What is Whole-Body-Power?
We’ve probably all heard of all body or whole-body-power. But how many of us understand what it means in practise?
I can run well for long periods of time?
I can walk for days and days without getting tired?
I can swim fast?
I can hit you hard?
I can do whatever I choose to do?
Effective Not Just Efficient
I believe whole-body-power is the whole of your body working effectively rather than just a few parts working well, but in relative isolation, to the rest of your body.
So how can you find out if you have whole-body-power? There are some simple tests that can give some clues. But to start with, let me describe three elements of whole body power that are essential for you to have it:
A strong, flexible transmission structure – if your body, or parts of it, collapse under reasonable pressure, chances are you haven’t got it. For example, try a normal push up. Stay in the up position and lift one hand and one foot off the floor. If you can hold this position for a minute or so, you have got pretty good structure. If you sit cross legged on the floor and can get up from the floor without using your hands to push off, you have good structure. If you can’t do either then your structure may not be bad, but it could probably be improved!
Multiple power generators. Muscle is the most obvious source of body power, but it is far and away not the only one. There are also: gravity, elasticity, hydraulics, and momentum. All of which you may make good use of, but are you aware of how to use them?
Strong Flexible ‘Effector’
A strong, flexible ‘effector’ – that is, whatever is in contact with the substrate around you, allows you to feel and pass on the transmitted power to or from the substrate into, or out of, your body. For example a strong flexible foot when you are walking.

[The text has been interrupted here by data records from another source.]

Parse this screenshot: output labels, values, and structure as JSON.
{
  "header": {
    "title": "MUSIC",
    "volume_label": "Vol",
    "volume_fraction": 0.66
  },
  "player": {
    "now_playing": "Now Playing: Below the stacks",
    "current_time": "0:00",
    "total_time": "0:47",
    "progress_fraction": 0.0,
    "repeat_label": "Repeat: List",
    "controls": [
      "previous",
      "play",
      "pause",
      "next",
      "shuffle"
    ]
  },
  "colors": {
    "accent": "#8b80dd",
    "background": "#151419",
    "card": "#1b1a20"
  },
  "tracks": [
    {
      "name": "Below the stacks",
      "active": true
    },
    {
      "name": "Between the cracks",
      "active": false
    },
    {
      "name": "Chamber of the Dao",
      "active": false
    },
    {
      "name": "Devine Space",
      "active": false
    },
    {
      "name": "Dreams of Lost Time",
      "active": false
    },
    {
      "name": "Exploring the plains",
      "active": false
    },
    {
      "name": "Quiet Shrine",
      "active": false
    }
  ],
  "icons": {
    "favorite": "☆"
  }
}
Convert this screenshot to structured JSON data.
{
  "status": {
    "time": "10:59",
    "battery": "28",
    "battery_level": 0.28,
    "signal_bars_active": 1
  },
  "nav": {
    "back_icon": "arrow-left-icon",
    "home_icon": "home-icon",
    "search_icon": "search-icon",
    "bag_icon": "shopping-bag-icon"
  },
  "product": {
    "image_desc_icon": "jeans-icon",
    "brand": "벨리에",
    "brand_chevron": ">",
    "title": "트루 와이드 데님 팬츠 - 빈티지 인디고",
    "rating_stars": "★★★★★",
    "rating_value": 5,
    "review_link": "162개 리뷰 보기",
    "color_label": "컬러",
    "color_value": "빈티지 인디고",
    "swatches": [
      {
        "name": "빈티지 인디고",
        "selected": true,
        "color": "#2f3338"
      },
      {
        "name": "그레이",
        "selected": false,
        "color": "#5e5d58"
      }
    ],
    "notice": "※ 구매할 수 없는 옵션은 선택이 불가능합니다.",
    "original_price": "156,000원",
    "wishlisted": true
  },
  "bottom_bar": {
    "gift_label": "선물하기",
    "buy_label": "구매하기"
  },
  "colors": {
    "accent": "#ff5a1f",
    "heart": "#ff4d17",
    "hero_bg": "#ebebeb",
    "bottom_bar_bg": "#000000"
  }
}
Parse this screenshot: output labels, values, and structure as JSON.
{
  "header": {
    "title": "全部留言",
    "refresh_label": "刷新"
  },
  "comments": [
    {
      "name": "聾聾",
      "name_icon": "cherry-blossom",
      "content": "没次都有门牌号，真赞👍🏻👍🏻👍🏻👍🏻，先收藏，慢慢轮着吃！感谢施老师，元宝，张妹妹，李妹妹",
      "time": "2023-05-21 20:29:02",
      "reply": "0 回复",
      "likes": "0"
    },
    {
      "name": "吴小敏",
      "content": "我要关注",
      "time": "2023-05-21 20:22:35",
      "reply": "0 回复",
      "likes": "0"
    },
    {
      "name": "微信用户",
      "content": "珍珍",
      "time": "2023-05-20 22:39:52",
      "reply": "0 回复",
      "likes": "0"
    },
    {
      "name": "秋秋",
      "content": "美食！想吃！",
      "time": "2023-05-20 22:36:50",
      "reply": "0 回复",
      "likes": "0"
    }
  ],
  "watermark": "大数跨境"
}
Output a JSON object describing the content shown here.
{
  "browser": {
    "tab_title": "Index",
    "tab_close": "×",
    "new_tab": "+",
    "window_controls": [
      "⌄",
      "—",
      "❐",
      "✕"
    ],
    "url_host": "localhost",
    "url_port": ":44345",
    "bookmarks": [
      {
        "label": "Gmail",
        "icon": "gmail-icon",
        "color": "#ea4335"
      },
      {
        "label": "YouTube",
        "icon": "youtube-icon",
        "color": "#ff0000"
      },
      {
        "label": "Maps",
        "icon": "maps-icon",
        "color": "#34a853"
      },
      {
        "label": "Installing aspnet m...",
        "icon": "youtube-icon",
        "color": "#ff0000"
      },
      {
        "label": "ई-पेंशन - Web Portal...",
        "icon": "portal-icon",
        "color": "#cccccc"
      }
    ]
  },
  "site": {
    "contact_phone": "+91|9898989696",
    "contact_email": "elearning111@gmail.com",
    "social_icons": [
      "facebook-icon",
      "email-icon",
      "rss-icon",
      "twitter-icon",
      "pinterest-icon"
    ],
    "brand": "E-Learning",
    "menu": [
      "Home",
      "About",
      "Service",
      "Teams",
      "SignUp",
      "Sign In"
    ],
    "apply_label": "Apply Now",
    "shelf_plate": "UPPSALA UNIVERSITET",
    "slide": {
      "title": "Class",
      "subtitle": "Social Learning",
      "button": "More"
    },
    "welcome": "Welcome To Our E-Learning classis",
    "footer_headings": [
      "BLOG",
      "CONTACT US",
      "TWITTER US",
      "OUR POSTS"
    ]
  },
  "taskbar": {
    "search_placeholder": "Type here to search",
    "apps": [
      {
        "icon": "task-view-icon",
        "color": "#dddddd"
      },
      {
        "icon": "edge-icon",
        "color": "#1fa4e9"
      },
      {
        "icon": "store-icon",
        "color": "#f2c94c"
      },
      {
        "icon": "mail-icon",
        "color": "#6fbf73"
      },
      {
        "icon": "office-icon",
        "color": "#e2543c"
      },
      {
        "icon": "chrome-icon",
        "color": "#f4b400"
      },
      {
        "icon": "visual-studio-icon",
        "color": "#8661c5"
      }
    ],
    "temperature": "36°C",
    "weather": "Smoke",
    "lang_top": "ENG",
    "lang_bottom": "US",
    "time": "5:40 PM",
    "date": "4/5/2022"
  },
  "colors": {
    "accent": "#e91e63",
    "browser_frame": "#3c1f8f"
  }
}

Or a strong flexible hand when you are pulling something.
Through the Eye of a Needle
A simple analogy for whole-body-power, might be useful. Try pushing a piece of thick cord horizontally through the eye of a large needle. If the cord is not wetted and/ or twisted to strengthen it, the power source (your fingers) can’t push the cord through: it collapses at the slightest resistance. Similarly, unless the end of the cord is the right (pointed) shape and stiffened, it will not go through the eye of the needle.
However, if you have the right shape and stiffness to the thread head, it might drop vertically through the eye. Similarly, if you attach a thin piece of cord to the thread head and pass the thin cord through the eye, you can guide the thick cord through the eye when it is horizontal, hanging or even upright.
One test of whole-body-power is endurance, because you have to have effective structure, power generation and application (as well as the vital support systems) in order to sustain any activity for a long period of time without getting tired out.
So, is the answer just keep practising until you ‘get effective’? Yes, that is one answer, and it’s actually what most people do.
But, using another analogy to illustrate the problem, what if we now look at trying to get out of the centre of a complex walk-in maze.
We will probably get out of it by trying different routes and learning where all the dead-ends are until we find the combination of routes that takes us out of the maze..
But, if I were to give you an overview map of the maze, you would probably find your way a lot quicker, and not get as frustrated and worn out in the process.
It’s the same with whole-body-power – unless you have the map, it’ll take a while!